[Task brief]
The answer must consist of each line below that holds the word "zoom", copied as it stands.

[Provided records]
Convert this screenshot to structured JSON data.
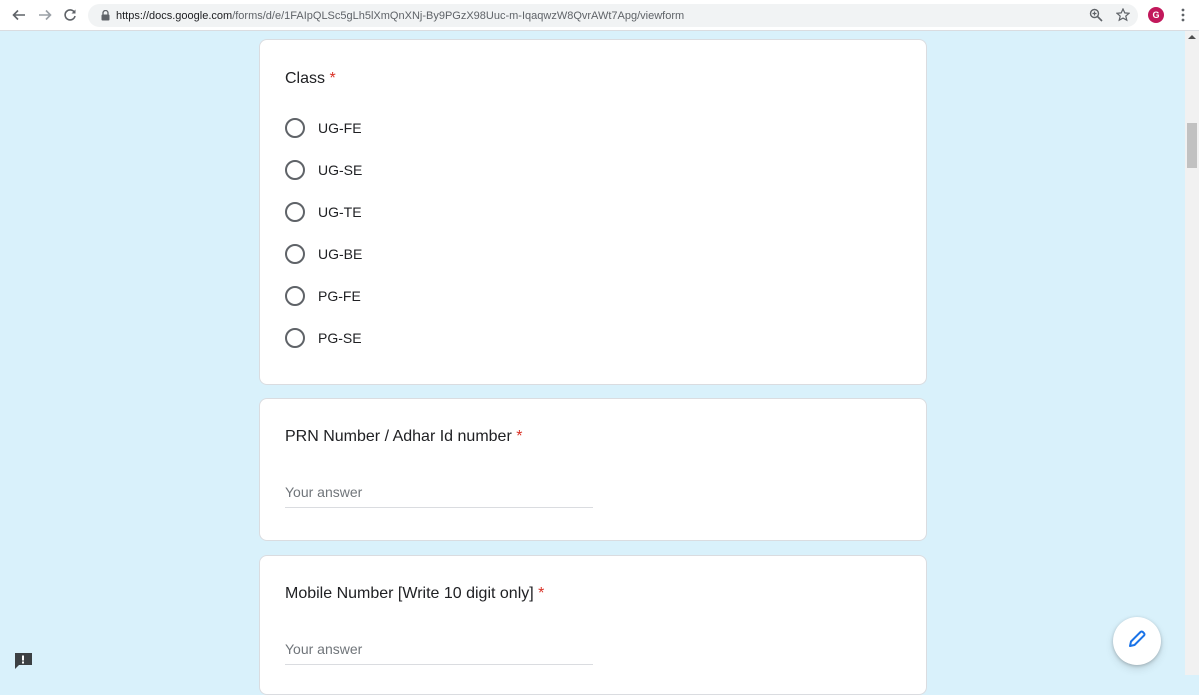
{
  "browser": {
    "url_host": "https://docs.google.com",
    "url_path": "/forms/d/e/1FAIpQLSc5gLh5lXmQnXNj-By9PGzX98Uuc-m-IqaqwzW8QvrAWt7Apg/viewform",
    "avatar_letter": "G",
    "icons": [
      "back-icon",
      "forward-icon",
      "reload-icon",
      "lock-icon",
      "zoom-icon",
      "star-icon",
      "menu-icon"
    ]
  },
  "form": {
    "class_question": {
      "title": "Class",
      "required_mark": "*",
      "options": [
        "UG-FE",
        "UG-SE",
        "UG-TE",
        "UG-BE",
        "PG-FE",
        "PG-SE"
      ]
    },
    "prn_question": {
      "title": "PRN Number / Adhar Id number",
      "required_mark": "*",
      "placeholder": "Your answer"
    },
    "mobile_question": {
      "title": "Mobile Number [Write 10 digit only]",
      "required_mark": "*",
      "placeholder": "Your answer"
    }
  },
  "colors": {
    "background": "#d9f1fb",
    "required": "#d93025",
    "edit_icon": "#1a73e8"
  }
}
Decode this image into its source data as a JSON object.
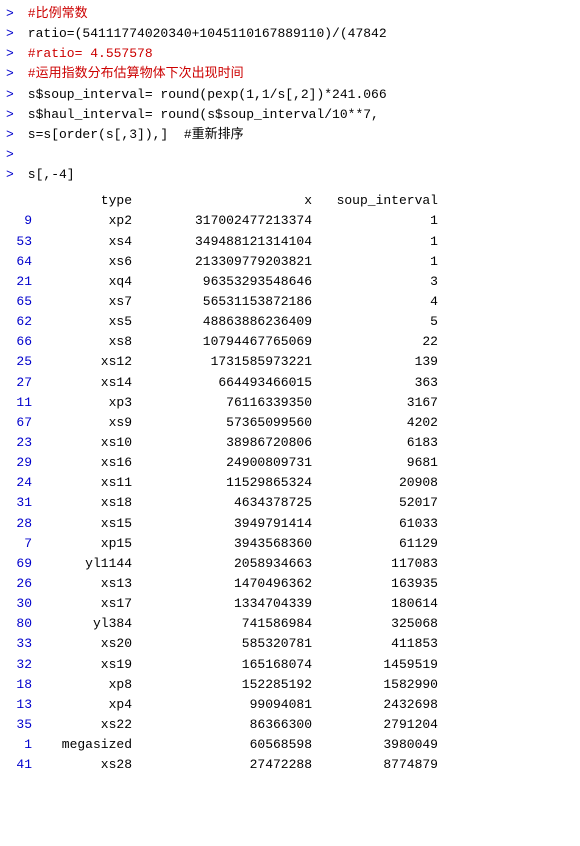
{
  "console": {
    "lines": [
      {
        "prompt": ">",
        "text": " #比例常数",
        "style": "comment"
      },
      {
        "prompt": ">",
        "text": " ratio=(54111774020340+1045110167889110)/(47842",
        "style": "code-black"
      },
      {
        "prompt": ">",
        "text": " #ratio= 4.557578",
        "style": "comment"
      },
      {
        "prompt": ">",
        "text": " #运用指数分布估算物体下次出现时间",
        "style": "comment"
      },
      {
        "prompt": ">",
        "text": " s$soup_interval= round(pexp(1,1/s[,2])*241.066",
        "style": "code-black"
      },
      {
        "prompt": ">",
        "text": " s$haul_interval= round(s$soup_interval/10**7,",
        "style": "code-black"
      },
      {
        "prompt": ">",
        "text": " s=s[order(s[,3]),]  #重新排序",
        "style": "code-black"
      },
      {
        "prompt": ">",
        "text": "",
        "style": "code-black"
      },
      {
        "prompt": ">",
        "text": " s[,-4]",
        "style": "code-black"
      }
    ],
    "table": {
      "headers": [
        "",
        "type",
        "x",
        "soup_interval"
      ],
      "rows": [
        {
          "rownum": "9",
          "type": "xp2",
          "x": "317002477213374",
          "soup_interval": "1"
        },
        {
          "rownum": "53",
          "type": "xs4",
          "x": "349488121314104",
          "soup_interval": "1"
        },
        {
          "rownum": "64",
          "type": "xs6",
          "x": "213309779203821",
          "soup_interval": "1"
        },
        {
          "rownum": "21",
          "type": "xq4",
          "x": "96353293548646",
          "soup_interval": "3"
        },
        {
          "rownum": "65",
          "type": "xs7",
          "x": "56531153872186",
          "soup_interval": "4"
        },
        {
          "rownum": "62",
          "type": "xs5",
          "x": "48863886236409",
          "soup_interval": "5"
        },
        {
          "rownum": "66",
          "type": "xs8",
          "x": "10794467765069",
          "soup_interval": "22"
        },
        {
          "rownum": "25",
          "type": "xs12",
          "x": "1731585973221",
          "soup_interval": "139"
        },
        {
          "rownum": "27",
          "type": "xs14",
          "x": "664493466015",
          "soup_interval": "363"
        },
        {
          "rownum": "11",
          "type": "xp3",
          "x": "76116339350",
          "soup_interval": "3167"
        },
        {
          "rownum": "67",
          "type": "xs9",
          "x": "57365099560",
          "soup_interval": "4202"
        },
        {
          "rownum": "23",
          "type": "xs10",
          "x": "38986720806",
          "soup_interval": "6183"
        },
        {
          "rownum": "29",
          "type": "xs16",
          "x": "24900809731",
          "soup_interval": "9681"
        },
        {
          "rownum": "24",
          "type": "xs11",
          "x": "11529865324",
          "soup_interval": "20908"
        },
        {
          "rownum": "31",
          "type": "xs18",
          "x": "4634378725",
          "soup_interval": "52017"
        },
        {
          "rownum": "28",
          "type": "xs15",
          "x": "3949791414",
          "soup_interval": "61033"
        },
        {
          "rownum": "7",
          "type": "xp15",
          "x": "3943568360",
          "soup_interval": "61129"
        },
        {
          "rownum": "69",
          "type": "yl1144",
          "x": "2058934663",
          "soup_interval": "117083"
        },
        {
          "rownum": "26",
          "type": "xs13",
          "x": "1470496362",
          "soup_interval": "163935"
        },
        {
          "rownum": "30",
          "type": "xs17",
          "x": "1334704339",
          "soup_interval": "180614"
        },
        {
          "rownum": "80",
          "type": "yl384",
          "x": "741586984",
          "soup_interval": "325068"
        },
        {
          "rownum": "33",
          "type": "xs20",
          "x": "585320781",
          "soup_interval": "411853"
        },
        {
          "rownum": "32",
          "type": "xs19",
          "x": "165168074",
          "soup_interval": "1459519"
        },
        {
          "rownum": "18",
          "type": "xp8",
          "x": "152285192",
          "soup_interval": "1582990"
        },
        {
          "rownum": "13",
          "type": "xp4",
          "x": "99094081",
          "soup_interval": "2432698"
        },
        {
          "rownum": "35",
          "type": "xs22",
          "x": "86366300",
          "soup_interval": "2791204"
        },
        {
          "rownum": "1",
          "type": "megasized",
          "x": "60568598",
          "soup_interval": "3980049"
        },
        {
          "rownum": "41",
          "type": "xs28",
          "x": "27472288",
          "soup_interval": "8774879"
        }
      ]
    }
  }
}
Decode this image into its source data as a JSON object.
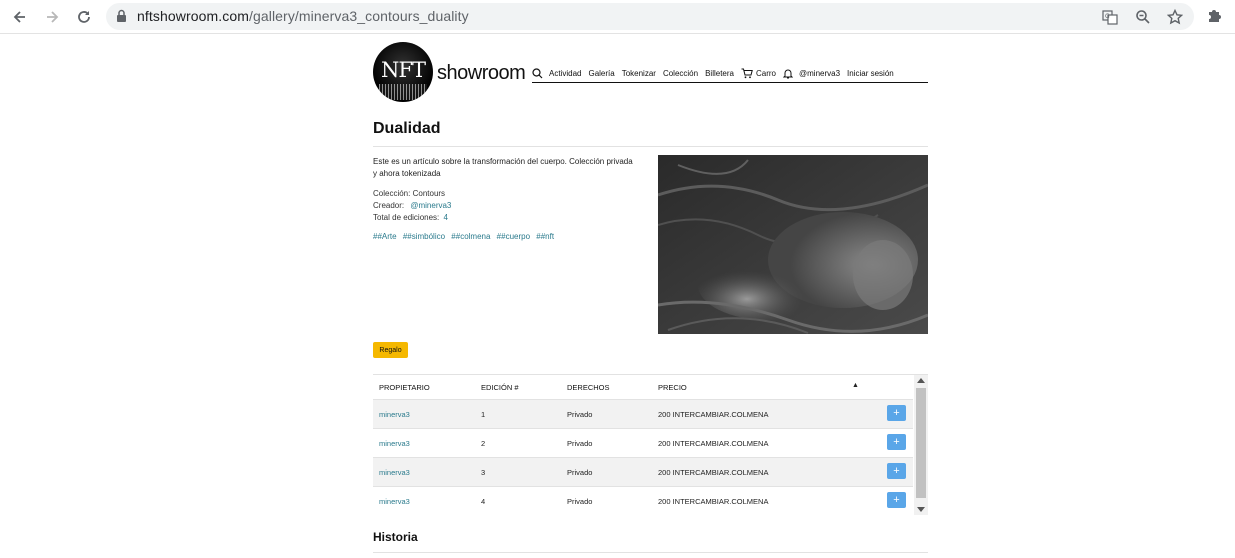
{
  "browser": {
    "url_host": "nftshowroom.com",
    "url_path": "/gallery/minerva3_contours_duality",
    "icons": [
      "back-icon",
      "forward-icon",
      "reload-icon",
      "lock-icon",
      "translate-icon",
      "zoom-icon",
      "star-icon",
      "extensions-icon"
    ]
  },
  "site": {
    "logo_badge": "NFT",
    "logo_word": "showroom",
    "nav": {
      "actividad": "Actividad",
      "galeria": "Galería",
      "tokenizar": "Tokenizar",
      "coleccion": "Colección",
      "billetera": "Billetera",
      "carro": "Carro",
      "user": "@minerva3",
      "login": "Iniciar sesión"
    }
  },
  "artwork": {
    "title": "Dualidad",
    "description": "Este es un artículo sobre la transformación del cuerpo. Colección privada y ahora tokenizada",
    "collection_label": "Colección:",
    "collection_value": "Contours",
    "creator_label": "Creador:",
    "creator_value": "@minerva3",
    "editions_label": "Total de ediciones:",
    "editions_value": "4",
    "tags": [
      "##Arte",
      "##simbólico",
      "##colmena",
      "##cuerpo",
      "##nft"
    ],
    "gift_button": "Regalo"
  },
  "editions_table": {
    "headers": {
      "owner": "PROPIETARIO",
      "edition": "EDICIÓN #",
      "rights": "DERECHOS",
      "price": "PRECIO"
    },
    "rows": [
      {
        "owner": "minerva3",
        "edition": "1",
        "rights": "Privado",
        "price": "200 INTERCAMBIAR.COLMENA",
        "action": "+"
      },
      {
        "owner": "minerva3",
        "edition": "2",
        "rights": "Privado",
        "price": "200 INTERCAMBIAR.COLMENA",
        "action": "+"
      },
      {
        "owner": "minerva3",
        "edition": "3",
        "rights": "Privado",
        "price": "200 INTERCAMBIAR.COLMENA",
        "action": "+"
      },
      {
        "owner": "minerva3",
        "edition": "4",
        "rights": "Privado",
        "price": "200 INTERCAMBIAR.COLMENA",
        "action": "+"
      }
    ]
  },
  "history_title": "Historia",
  "colors": {
    "link": "#2a7a8c",
    "gift_button": "#f5b800",
    "plus_button": "#5aa6e8"
  }
}
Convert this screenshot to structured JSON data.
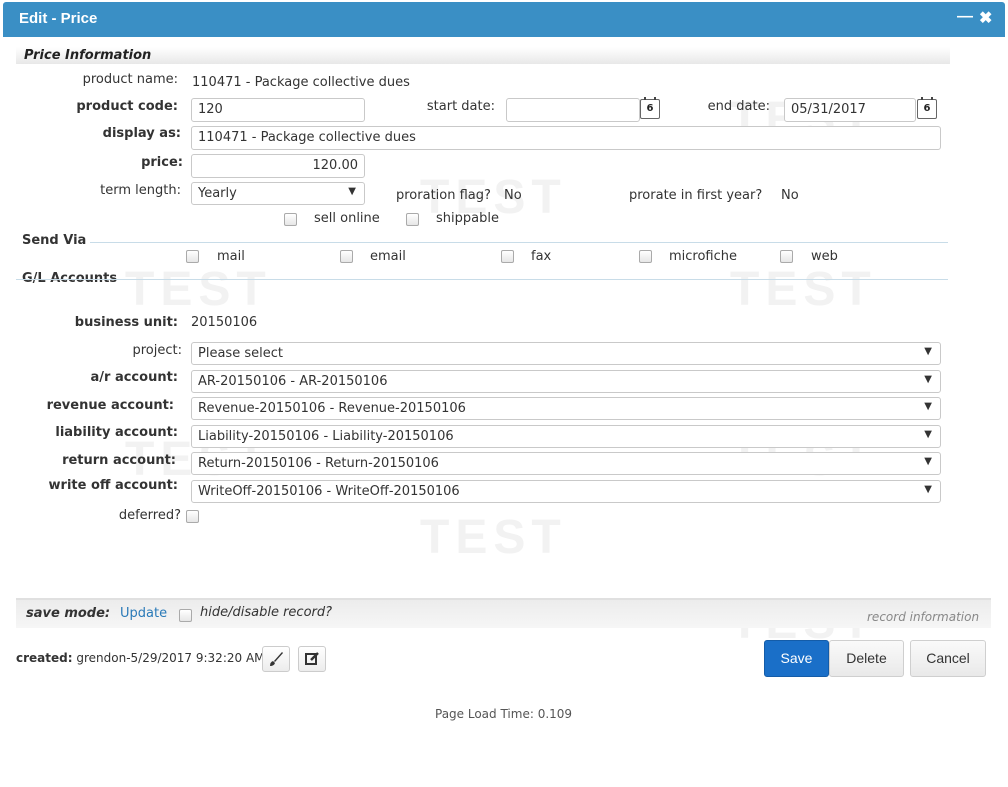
{
  "window": {
    "title": "Edit - Price",
    "minimize_icon": "minus-icon",
    "close_icon": "close-icon"
  },
  "watermark": "TEST",
  "price_info": {
    "section_title": "Price Information",
    "product_name_label": "product name:",
    "product_name_value": "110471 - Package collective dues",
    "product_code_label": "product code:",
    "product_code_value": "120",
    "start_date_label": "start date:",
    "start_date_value": "",
    "end_date_label": "end date:",
    "end_date_value": "05/31/2017",
    "calendar_glyph": "6",
    "display_as_label": "display as:",
    "display_as_value": "110471 - Package collective dues",
    "price_label": "price:",
    "price_value": "120.00",
    "term_length_label": "term length:",
    "term_length_value": "Yearly",
    "proration_flag_label": "proration flag?",
    "proration_flag_value": "No",
    "prorate_first_year_label": "prorate in first year?",
    "prorate_first_year_value": "No",
    "sell_online_label": "sell online",
    "shippable_label": "shippable"
  },
  "send_via": {
    "section_title": "Send Via",
    "options": [
      "mail",
      "email",
      "fax",
      "microfiche",
      "web"
    ]
  },
  "gl_accounts": {
    "section_title": "G/L Accounts",
    "business_unit_label": "business unit:",
    "business_unit_value": "20150106",
    "project_label": "project:",
    "project_value": "Please select",
    "ar_label": "a/r account:",
    "ar_value": "AR-20150106 - AR-20150106",
    "revenue_label": "revenue account:",
    "revenue_value": "Revenue-20150106 - Revenue-20150106",
    "liability_label": "liability account:",
    "liability_value": "Liability-20150106 - Liability-20150106",
    "return_label": "return account:",
    "return_value": "Return-20150106 - Return-20150106",
    "writeoff_label": "write off account:",
    "writeoff_value": "WriteOff-20150106 - WriteOff-20150106",
    "deferred_label": "deferred?"
  },
  "footer": {
    "save_mode_label": "save mode:",
    "save_mode_value": "Update",
    "hide_disable_label": "hide/disable record?",
    "record_info_label": "record information",
    "created_label": "created:",
    "created_value": "grendon-5/29/2017 9:32:20 AM",
    "brush_icon": "brush-icon",
    "edit_icon": "edit-icon",
    "save_label": "Save",
    "delete_label": "Delete",
    "cancel_label": "Cancel",
    "page_load_text": "Page Load Time: 0.109"
  },
  "colors": {
    "titlebar": "#3a8fc5",
    "primary_button": "#1a6fc8",
    "link": "#2a7ab8"
  }
}
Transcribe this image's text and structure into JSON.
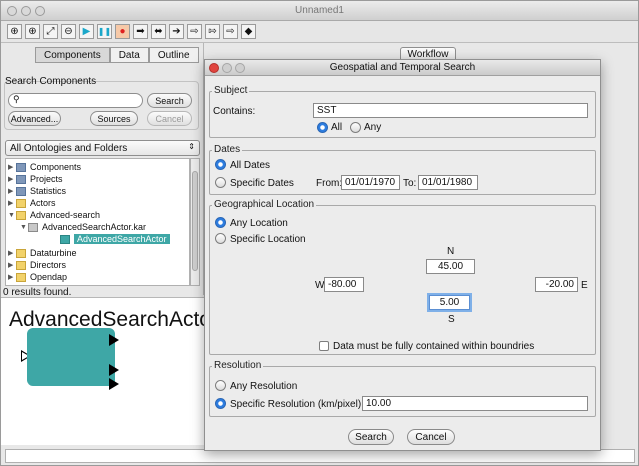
{
  "window": {
    "title": "Unnamed1"
  },
  "toolbar": {
    "buttons": [
      {
        "name": "zoom-in-icon",
        "glyph": "⊕"
      },
      {
        "name": "zoom-reset-icon",
        "glyph": "⊕"
      },
      {
        "name": "zoom-fit-icon",
        "glyph": "⤢"
      },
      {
        "name": "zoom-out-icon",
        "glyph": "⊖"
      },
      {
        "name": "run-icon",
        "glyph": "▶"
      },
      {
        "name": "pause-icon",
        "glyph": "❚❚"
      },
      {
        "name": "stop-icon",
        "glyph": "●"
      },
      {
        "name": "add-port-icon",
        "glyph": "➡"
      },
      {
        "name": "add-relation-icon",
        "glyph": "⬌"
      },
      {
        "name": "add-input-icon",
        "glyph": "➔"
      },
      {
        "name": "add-output-icon",
        "glyph": "⇨"
      },
      {
        "name": "add-io-icon",
        "glyph": "⇰"
      },
      {
        "name": "add-multiport-icon",
        "glyph": "⇨"
      },
      {
        "name": "add-vertex-icon",
        "glyph": "◆"
      }
    ]
  },
  "left_panel": {
    "tabs": [
      "Components",
      "Data",
      "Outline"
    ],
    "search_group_label": "Search Components",
    "search_value": "",
    "search_button": "Search",
    "advanced_button": "Advanced...",
    "sources_button": "Sources",
    "cancel_button": "Cancel",
    "ontology_select": "All Ontologies and Folders",
    "tree": [
      {
        "label": "Components",
        "icon": "comp",
        "indent": 0,
        "expanded": false
      },
      {
        "label": "Projects",
        "icon": "comp",
        "indent": 0,
        "expanded": false
      },
      {
        "label": "Statistics",
        "icon": "comp",
        "indent": 0,
        "expanded": false
      },
      {
        "label": "Actors",
        "icon": "folder",
        "indent": 0,
        "expanded": false
      },
      {
        "label": "Advanced-search",
        "icon": "folder",
        "indent": 0,
        "expanded": true
      },
      {
        "label": "AdvancedSearchActor.kar",
        "icon": "kar",
        "indent": 1,
        "expanded": true
      },
      {
        "label": "AdvancedSearchActor",
        "icon": "actor",
        "indent": 2,
        "selected": true
      },
      {
        "label": "Dataturbine",
        "icon": "folder",
        "indent": 0,
        "expanded": false
      },
      {
        "label": "Directors",
        "icon": "folder",
        "indent": 0,
        "expanded": false
      },
      {
        "label": "Opendap",
        "icon": "folder",
        "indent": 0,
        "expanded": false
      }
    ],
    "status": "0 results found."
  },
  "canvas": {
    "actor_label": "AdvancedSearchActo"
  },
  "workflow_tab": "Workflow",
  "dialog": {
    "title": "Geospatial and Temporal Search",
    "subject": {
      "legend": "Subject",
      "contains_label": "Contains:",
      "contains_value": "SST",
      "all_label": "All",
      "any_label": "Any",
      "selected": "All"
    },
    "dates": {
      "legend": "Dates",
      "all_dates_label": "All Dates",
      "specific_dates_label": "Specific Dates",
      "from_label": "From:",
      "from_value": "01/01/1970",
      "to_label": "To:",
      "to_value": "01/01/1980",
      "selected": "All Dates"
    },
    "location": {
      "legend": "Geographical Location",
      "any_location_label": "Any Location",
      "specific_location_label": "Specific Location",
      "selected": "Any Location",
      "north_label": "N",
      "north_value": "45.00",
      "west_label": "W",
      "west_value": "-80.00",
      "east_label": "E",
      "east_value": "-20.00",
      "south_label": "S",
      "south_value": "5.00",
      "contained_label": "Data must be fully contained within boundries",
      "contained_checked": false
    },
    "resolution": {
      "legend": "Resolution",
      "any_label": "Any Resolution",
      "specific_label": "Specific Resolution (km/pixel)",
      "specific_value": "10.00",
      "selected": "Specific Resolution"
    },
    "search_button": "Search",
    "cancel_button": "Cancel"
  }
}
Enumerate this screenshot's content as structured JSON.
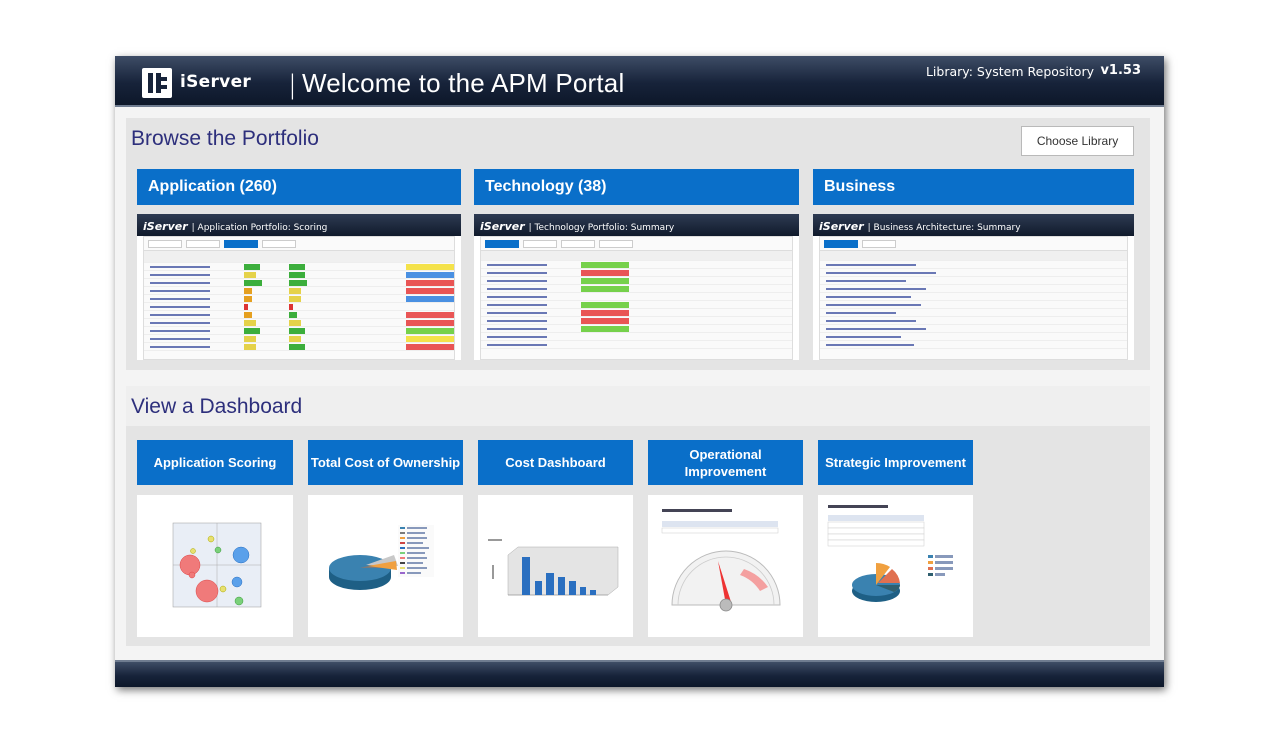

[Answer box]
      "zoom-icon",
      "zoom-icon",
        "name": "zoom-in-icon",
        "name": "zoom-reset-icon",
        "name": "zoom-fit-icon",
        "name": "zoom-out-icon",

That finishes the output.